TASK MATERIAL
+++++

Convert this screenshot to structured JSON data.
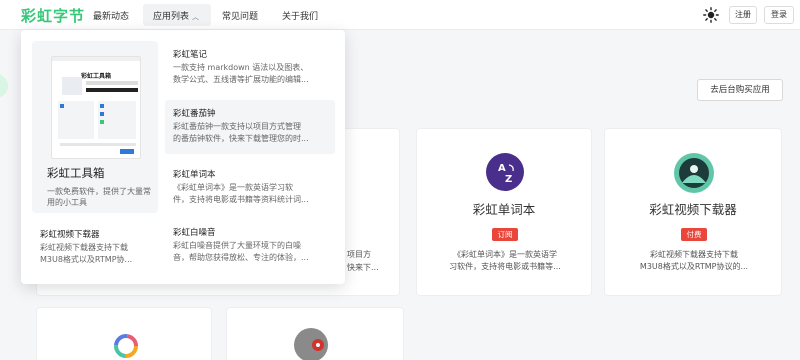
{
  "header": {
    "logo": "彩虹字节",
    "nav": [
      "最新动态",
      "应用列表",
      "常见问题",
      "关于我们"
    ],
    "register": "注册",
    "login": "登录"
  },
  "page": {
    "buy_button": "去后台购买应用",
    "cards": [
      {
        "title": "彩虹单词本",
        "badge": "订阅",
        "desc": "《彩虹单词本》是一款英语学\n习软件，支持将电影或书籍等..."
      },
      {
        "title": "彩虹视频下载器",
        "badge": "付费",
        "desc": "彩虹视频下载器支持下载\nM3U8格式以及RTMP协议的..."
      }
    ],
    "peek_fragments": [
      "项目方",
      "快来下..."
    ]
  },
  "dropdown": {
    "featured": {
      "screenshot_title": "彩虹工具箱",
      "title": "彩虹工具箱",
      "desc": "一款免费软件，提供了大量常用的小工具"
    },
    "items": [
      {
        "title": "彩虹笔记",
        "desc": "一款支持 markdown 语法以及图表、\n数学公式、五线谱等扩展功能的编辑..."
      },
      {
        "title": "彩虹番茄钟",
        "desc": "彩虹番茄钟一款支持以项目方式管理\n的番茄钟软件，快来下载管理您的时..."
      },
      {
        "title": "彩虹单词本",
        "desc": "《彩虹单词本》是一款英语学习软\n件，支持将电影或书籍等资料统计词..."
      },
      {
        "title": "彩虹白噪音",
        "desc": "彩虹白噪音提供了大量环境下的白噪\n音，帮助您获得放松、专注的体验，..."
      },
      {
        "title": "彩虹视频下载器",
        "desc": "彩虹视频下载器支持下载\nM3U8格式以及RTMP协..."
      }
    ]
  },
  "colors": {
    "brand": "#37c87a",
    "badge": "#e9463c"
  }
}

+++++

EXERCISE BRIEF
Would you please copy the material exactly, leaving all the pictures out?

TASK RESULT
Convert this screenshot to structured JSON data.
{
  "header": {
    "logo": "彩虹字节",
    "nav": [
      "最新动态",
      "应用列表",
      "常见问题",
      "关于我们"
    ],
    "register": "注册",
    "login": "登录"
  },
  "page": {
    "buy_button": "去后台购买应用",
    "cards": [
      {
        "title": "彩虹单词本",
        "badge": "订阅",
        "desc": "《彩虹单词本》是一款英语学\n习软件，支持将电影或书籍等..."
      },
      {
        "title": "彩虹视频下载器",
        "badge": "付费",
        "desc": "彩虹视频下载器支持下载\nM3U8格式以及RTMP协议的..."
      }
    ],
    "peek_fragments": [
      "项目方",
      "快来下..."
    ]
  },
  "dropdown": {
    "featured": {
      "screenshot_title": "彩虹工具箱",
      "title": "彩虹工具箱",
      "desc": "一款免费软件，提供了大量常用的小工具"
    },
    "items": [
      {
        "title": "彩虹笔记",
        "desc": "一款支持 markdown 语法以及图表、\n数学公式、五线谱等扩展功能的编辑..."
      },
      {
        "title": "彩虹番茄钟",
        "desc": "彩虹番茄钟一款支持以项目方式管理\n的番茄钟软件，快来下载管理您的时..."
      },
      {
        "title": "彩虹单词本",
        "desc": "《彩虹单词本》是一款英语学习软\n件，支持将电影或书籍等资料统计词..."
      },
      {
        "title": "彩虹白噪音",
        "desc": "彩虹白噪音提供了大量环境下的白噪\n音，帮助您获得放松、专注的体验，..."
      },
      {
        "title": "彩虹视频下载器",
        "desc": "彩虹视频下载器支持下载\nM3U8格式以及RTMP协..."
      }
    ]
  },
  "colors": {
    "brand": "#37c87a",
    "badge": "#e9463c"
  }
}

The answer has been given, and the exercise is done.